Could you copy each line of the listing that holds "title"?

Record extracts Block Start

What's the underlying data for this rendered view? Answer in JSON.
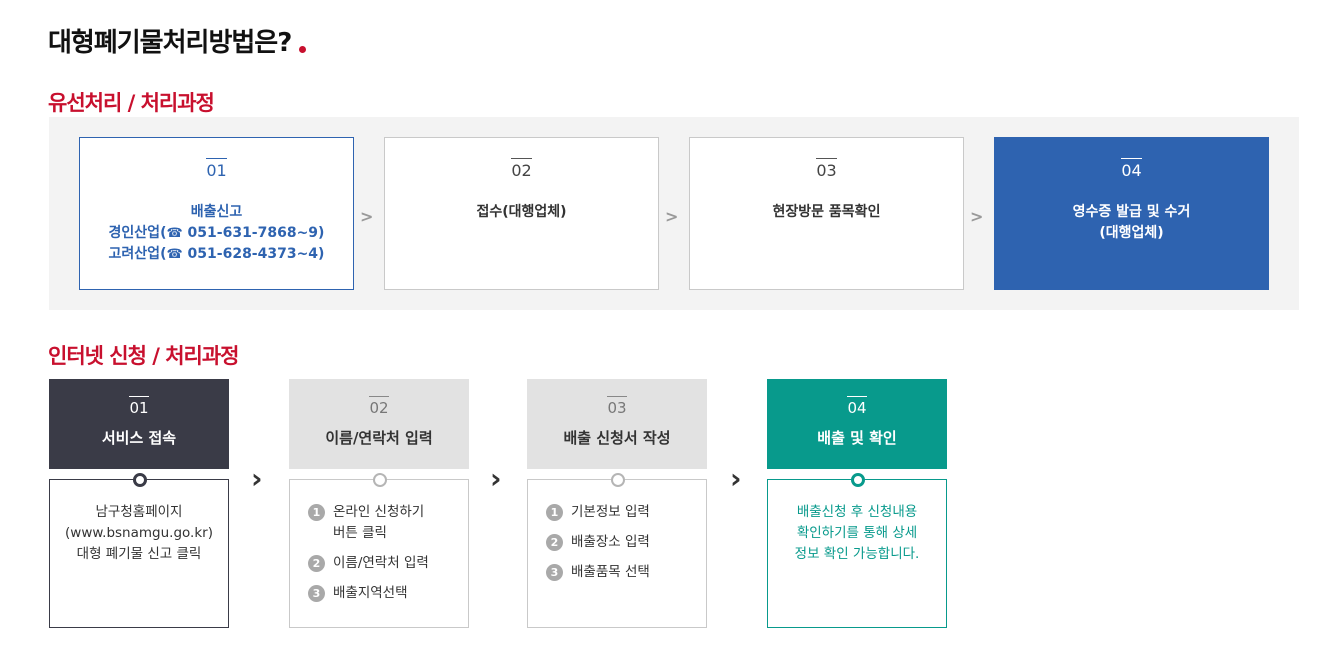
{
  "page": {
    "title": "대형폐기물처리방법은?"
  },
  "wired": {
    "title": "유선처리 / 처리과정",
    "separator": ">",
    "steps": [
      {
        "num": "01",
        "label": "배출신고",
        "line2": "경인산업(",
        "phone1": "051-631-7868~9)",
        "line3": "고려산업(",
        "phone2": "051-628-4373~4)"
      },
      {
        "num": "02",
        "label": "접수(대행업체)"
      },
      {
        "num": "03",
        "label": "현장방문 품목확인"
      },
      {
        "num": "04",
        "label": "영수증 발급 및 수거",
        "label2": "(대행업체)"
      }
    ]
  },
  "internet": {
    "title": "인터넷 신청 / 처리과정",
    "chevron": "›",
    "steps": [
      {
        "num": "01",
        "label": "서비스 접속",
        "lines": [
          "남구청홈페이지",
          "(www.bsnamgu.go.kr)",
          "대형 폐기물 신고 클릭"
        ]
      },
      {
        "num": "02",
        "label": "이름/연락처 입력",
        "items": [
          {
            "n": "1",
            "text": "온라인 신청하기",
            "text2": "버튼 클릭"
          },
          {
            "n": "2",
            "text": "이름/연락처 입력"
          },
          {
            "n": "3",
            "text": "배출지역선택"
          }
        ]
      },
      {
        "num": "03",
        "label": "배출 신청서 작성",
        "items": [
          {
            "n": "1",
            "text": "기본정보 입력"
          },
          {
            "n": "2",
            "text": "배출장소 입력"
          },
          {
            "n": "3",
            "text": "배출품목 선택"
          }
        ]
      },
      {
        "num": "04",
        "label": "배출 및 확인",
        "lines": [
          "배출신청 후 신청내용",
          "확인하기를 통해 상세",
          "정보 확인 가능합니다."
        ]
      }
    ]
  },
  "colors": {
    "accent_red": "#c8102e",
    "blue": "#2e63b0",
    "dark": "#3a3b47",
    "teal": "#089a8c"
  },
  "icons": {
    "phone": "☎"
  }
}
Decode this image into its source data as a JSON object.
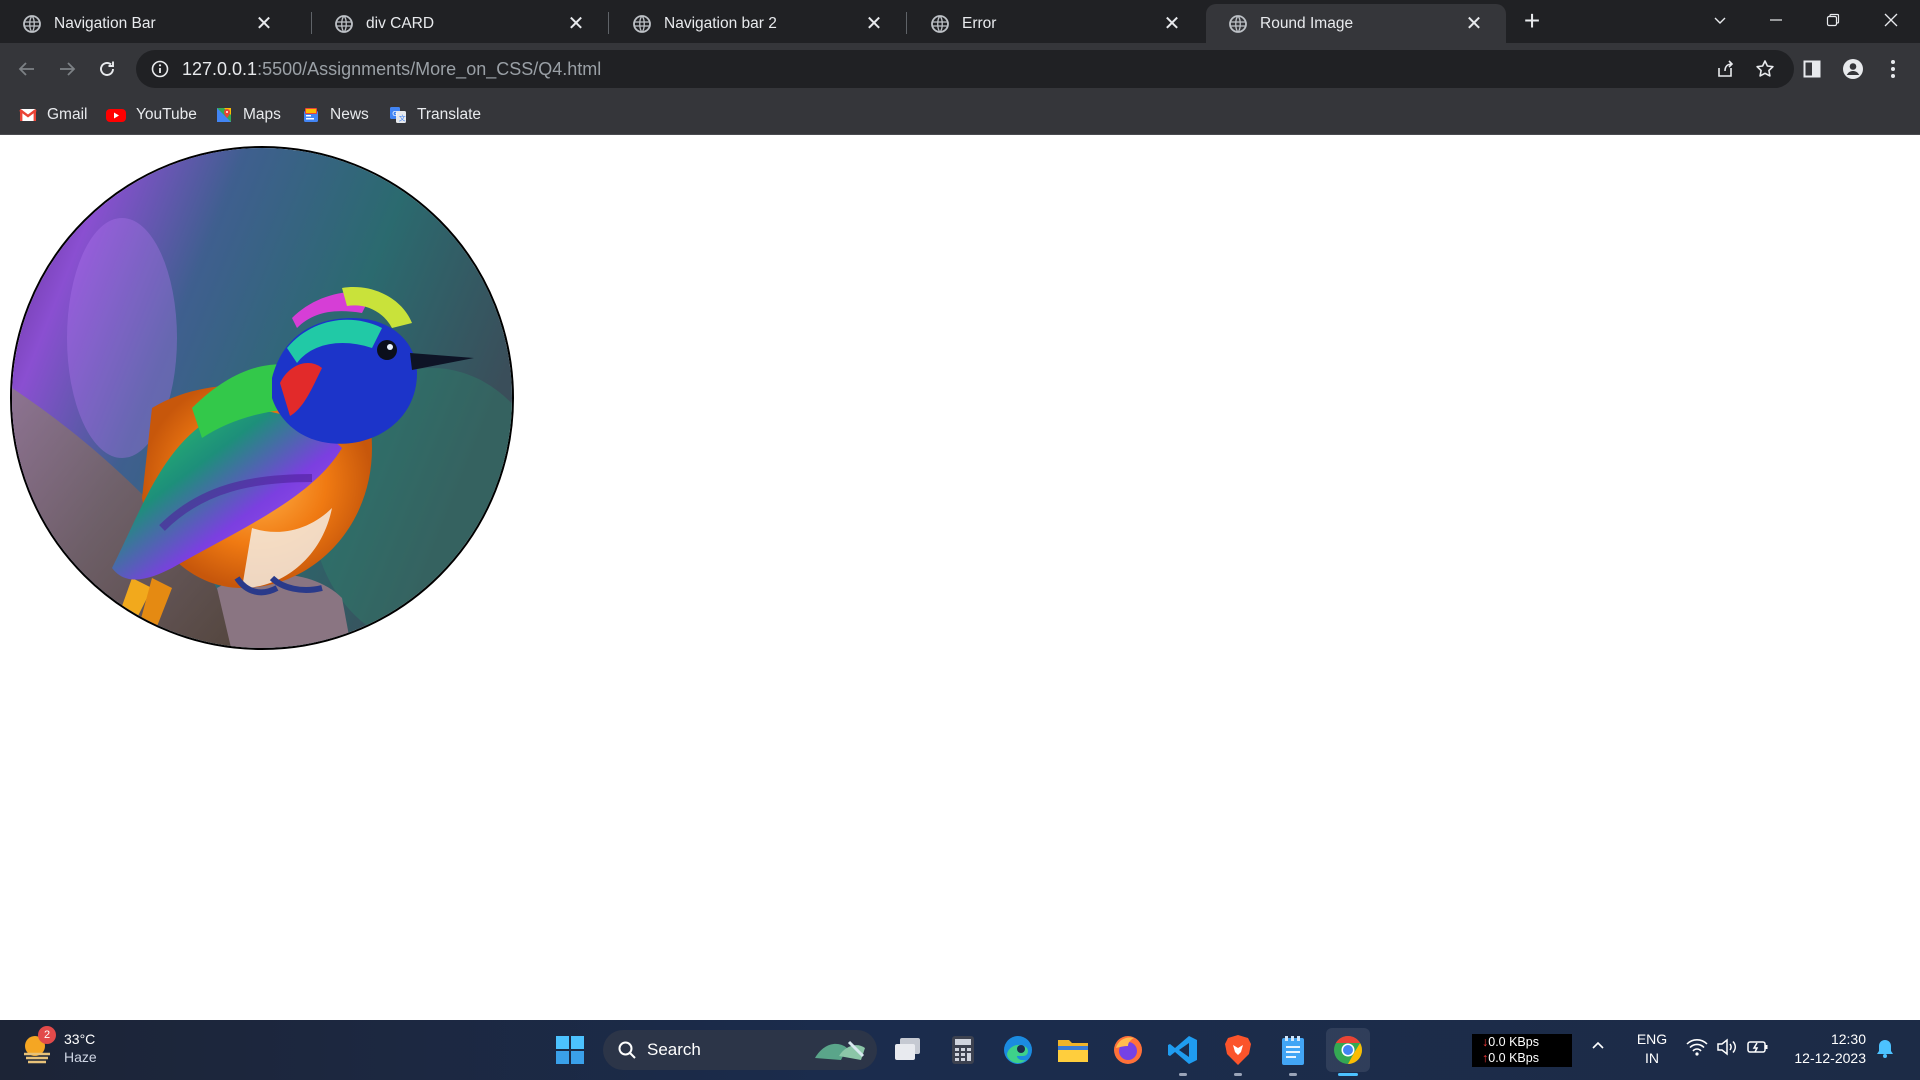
{
  "window": {
    "tabs": [
      {
        "title": "Navigation Bar",
        "active": false
      },
      {
        "title": "div CARD",
        "active": false
      },
      {
        "title": "Navigation bar 2",
        "active": false
      },
      {
        "title": "Error",
        "active": false
      },
      {
        "title": "Round Image",
        "active": true
      }
    ],
    "tab_close_glyph": "✕",
    "new_tab_glyph": "+"
  },
  "toolbar": {
    "url_host": "127.0.0.1",
    "url_rest": ":5500/Assignments/More_on_CSS/Q4.html"
  },
  "bookmarks": [
    {
      "label": "Gmail",
      "icon": "gmail-icon"
    },
    {
      "label": "YouTube",
      "icon": "youtube-icon"
    },
    {
      "label": "Maps",
      "icon": "maps-icon"
    },
    {
      "label": "News",
      "icon": "news-icon"
    },
    {
      "label": "Translate",
      "icon": "translate-icon"
    }
  ],
  "page": {
    "image_subject": "colorful bird perched on branch",
    "image_shape": "circle"
  },
  "taskbar": {
    "weather": {
      "temp": "33°C",
      "condition": "Haze",
      "badge": "2"
    },
    "search_label": "Search",
    "net_down": "0.0 KBps",
    "net_up": "0.0 KBps",
    "lang_top": "ENG",
    "lang_bottom": "IN",
    "time": "12:30",
    "date": "12-12-2023"
  },
  "colors": {
    "tab_strip": "#202124",
    "toolbar": "#35363a",
    "taskbar": "#1b2c4d",
    "accent": "#4cc2ff"
  }
}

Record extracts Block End

> **Output below**:
    "title": "대형폐기물처리방법은?"
    "title": "유선처리 / 처리과정",
    "title": "인터넷 신청 / 처리과정",
        "title": "Navigation Bar",
        "title": "div CARD",
        "title": "Navigation bar 2",
        "title": "Error",
        "title": "Round Image",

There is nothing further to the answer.